■ **WHAT YOU NEED TO DO**: Write out the records once more, exactly as given.

*** MATERIAL FOR THIS TASK

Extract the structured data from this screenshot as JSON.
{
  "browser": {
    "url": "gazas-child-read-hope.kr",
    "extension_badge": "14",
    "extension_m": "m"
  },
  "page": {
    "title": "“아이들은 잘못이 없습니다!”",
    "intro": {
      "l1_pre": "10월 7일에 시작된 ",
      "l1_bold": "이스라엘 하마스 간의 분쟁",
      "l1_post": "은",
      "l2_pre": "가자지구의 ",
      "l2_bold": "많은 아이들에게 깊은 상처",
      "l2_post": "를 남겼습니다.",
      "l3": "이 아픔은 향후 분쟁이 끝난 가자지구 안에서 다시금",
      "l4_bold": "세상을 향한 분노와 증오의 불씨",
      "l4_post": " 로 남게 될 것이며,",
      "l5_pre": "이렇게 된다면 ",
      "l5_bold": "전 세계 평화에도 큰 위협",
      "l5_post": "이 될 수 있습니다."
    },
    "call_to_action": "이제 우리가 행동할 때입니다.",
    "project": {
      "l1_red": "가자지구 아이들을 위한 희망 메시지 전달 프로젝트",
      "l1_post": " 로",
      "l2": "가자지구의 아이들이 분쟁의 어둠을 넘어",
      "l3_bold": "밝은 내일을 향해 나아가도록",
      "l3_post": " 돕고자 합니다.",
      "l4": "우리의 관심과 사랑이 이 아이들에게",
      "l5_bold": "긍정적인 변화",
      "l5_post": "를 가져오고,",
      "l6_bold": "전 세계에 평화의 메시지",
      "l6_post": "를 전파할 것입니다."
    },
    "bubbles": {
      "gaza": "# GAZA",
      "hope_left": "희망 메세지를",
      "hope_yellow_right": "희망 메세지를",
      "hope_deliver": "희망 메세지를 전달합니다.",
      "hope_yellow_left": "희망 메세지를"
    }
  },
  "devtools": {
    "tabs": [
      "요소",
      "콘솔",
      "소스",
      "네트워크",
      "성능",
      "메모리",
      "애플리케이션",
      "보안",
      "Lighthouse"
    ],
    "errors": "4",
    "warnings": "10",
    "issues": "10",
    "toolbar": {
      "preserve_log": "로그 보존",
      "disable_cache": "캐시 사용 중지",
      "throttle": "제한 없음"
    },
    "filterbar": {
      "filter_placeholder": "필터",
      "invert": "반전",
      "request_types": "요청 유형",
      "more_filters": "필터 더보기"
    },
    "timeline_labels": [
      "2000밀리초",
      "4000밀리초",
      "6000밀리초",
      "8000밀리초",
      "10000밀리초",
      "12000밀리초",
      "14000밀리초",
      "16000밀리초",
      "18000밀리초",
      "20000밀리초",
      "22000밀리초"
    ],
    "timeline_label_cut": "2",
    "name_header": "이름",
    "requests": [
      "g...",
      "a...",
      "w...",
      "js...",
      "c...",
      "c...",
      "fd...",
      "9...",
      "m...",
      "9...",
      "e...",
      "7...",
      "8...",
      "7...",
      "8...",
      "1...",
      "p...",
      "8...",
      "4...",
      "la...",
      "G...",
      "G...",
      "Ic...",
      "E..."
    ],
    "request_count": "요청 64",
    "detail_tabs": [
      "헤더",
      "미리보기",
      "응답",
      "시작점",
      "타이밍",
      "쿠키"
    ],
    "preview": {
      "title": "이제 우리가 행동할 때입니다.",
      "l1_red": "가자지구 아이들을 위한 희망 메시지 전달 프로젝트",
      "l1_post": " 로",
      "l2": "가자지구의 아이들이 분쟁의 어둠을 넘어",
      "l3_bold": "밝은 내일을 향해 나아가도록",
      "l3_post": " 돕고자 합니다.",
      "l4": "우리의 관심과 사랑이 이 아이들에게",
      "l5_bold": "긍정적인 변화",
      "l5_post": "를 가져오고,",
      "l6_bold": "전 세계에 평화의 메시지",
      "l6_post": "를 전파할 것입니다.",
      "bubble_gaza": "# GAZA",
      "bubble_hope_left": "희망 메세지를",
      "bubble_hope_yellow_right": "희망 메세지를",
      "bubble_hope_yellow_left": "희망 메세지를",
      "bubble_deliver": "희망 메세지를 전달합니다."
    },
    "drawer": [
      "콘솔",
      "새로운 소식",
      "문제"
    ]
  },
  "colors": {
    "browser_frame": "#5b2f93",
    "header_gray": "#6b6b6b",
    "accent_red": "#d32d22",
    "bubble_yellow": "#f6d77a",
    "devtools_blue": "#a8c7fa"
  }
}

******

■ **SOLUTION TO THIS PROBLEM**:
Extract the structured data from this screenshot as JSON.
{
  "browser": {
    "url": "gazas-child-read-hope.kr",
    "extension_badge": "14",
    "extension_m": "m"
  },
  "page": {
    "title": "“아이들은 잘못이 없습니다!”",
    "intro": {
      "l1_pre": "10월 7일에 시작된 ",
      "l1_bold": "이스라엘 하마스 간의 분쟁",
      "l1_post": "은",
      "l2_pre": "가자지구의 ",
      "l2_bold": "많은 아이들에게 깊은 상처",
      "l2_post": "를 남겼습니다.",
      "l3": "이 아픔은 향후 분쟁이 끝난 가자지구 안에서 다시금",
      "l4_bold": "세상을 향한 분노와 증오의 불씨",
      "l4_post": " 로 남게 될 것이며,",
      "l5_pre": "이렇게 된다면 ",
      "l5_bold": "전 세계 평화에도 큰 위협",
      "l5_post": "이 될 수 있습니다."
    },
    "call_to_action": "이제 우리가 행동할 때입니다.",
    "project": {
      "l1_red": "가자지구 아이들을 위한 희망 메시지 전달 프로젝트",
      "l1_post": " 로",
      "l2": "가자지구의 아이들이 분쟁의 어둠을 넘어",
      "l3_bold": "밝은 내일을 향해 나아가도록",
      "l3_post": " 돕고자 합니다.",
      "l4": "우리의 관심과 사랑이 이 아이들에게",
      "l5_bold": "긍정적인 변화",
      "l5_post": "를 가져오고,",
      "l6_bold": "전 세계에 평화의 메시지",
      "l6_post": "를 전파할 것입니다."
    },
    "bubbles": {
      "gaza": "# GAZA",
      "hope_left": "희망 메세지를",
      "hope_yellow_right": "희망 메세지를",
      "hope_deliver": "희망 메세지를 전달합니다.",
      "hope_yellow_left": "희망 메세지를"
    }
  },
  "devtools": {
    "tabs": [
      "요소",
      "콘솔",
      "소스",
      "네트워크",
      "성능",
      "메모리",
      "애플리케이션",
      "보안",
      "Lighthouse"
    ],
    "errors": "4",
    "warnings": "10",
    "issues": "10",
    "toolbar": {
      "preserve_log": "로그 보존",
      "disable_cache": "캐시 사용 중지",
      "throttle": "제한 없음"
    },
    "filterbar": {
      "filter_placeholder": "필터",
      "invert": "반전",
      "request_types": "요청 유형",
      "more_filters": "필터 더보기"
    },
    "timeline_labels": [
      "2000밀리초",
      "4000밀리초",
      "6000밀리초",
      "8000밀리초",
      "10000밀리초",
      "12000밀리초",
      "14000밀리초",
      "16000밀리초",
      "18000밀리초",
      "20000밀리초",
      "22000밀리초"
    ],
    "timeline_label_cut": "2",
    "name_header": "이름",
    "requests": [
      "g...",
      "a...",
      "w...",
      "js...",
      "c...",
      "c...",
      "fd...",
      "9...",
      "m...",
      "9...",
      "e...",
      "7...",
      "8...",
      "7...",
      "8...",
      "1...",
      "p...",
      "8...",
      "4...",
      "la...",
      "G...",
      "G...",
      "Ic...",
      "E..."
    ],
    "request_count": "요청 64",
    "detail_tabs": [
      "헤더",
      "미리보기",
      "응답",
      "시작점",
      "타이밍",
      "쿠키"
    ],
    "preview": {
      "title": "이제 우리가 행동할 때입니다.",
      "l1_red": "가자지구 아이들을 위한 희망 메시지 전달 프로젝트",
      "l1_post": " 로",
      "l2": "가자지구의 아이들이 분쟁의 어둠을 넘어",
      "l3_bold": "밝은 내일을 향해 나아가도록",
      "l3_post": " 돕고자 합니다.",
      "l4": "우리의 관심과 사랑이 이 아이들에게",
      "l5_bold": "긍정적인 변화",
      "l5_post": "를 가져오고,",
      "l6_bold": "전 세계에 평화의 메시지",
      "l6_post": "를 전파할 것입니다.",
      "bubble_gaza": "# GAZA",
      "bubble_hope_left": "희망 메세지를",
      "bubble_hope_yellow_right": "희망 메세지를",
      "bubble_hope_yellow_left": "희망 메세지를",
      "bubble_deliver": "희망 메세지를 전달합니다."
    },
    "drawer": [
      "콘솔",
      "새로운 소식",
      "문제"
    ]
  },
  "colors": {
    "browser_frame": "#5b2f93",
    "header_gray": "#6b6b6b",
    "accent_red": "#d32d22",
    "bubble_yellow": "#f6d77a",
    "devtools_blue": "#a8c7fa"
  }
}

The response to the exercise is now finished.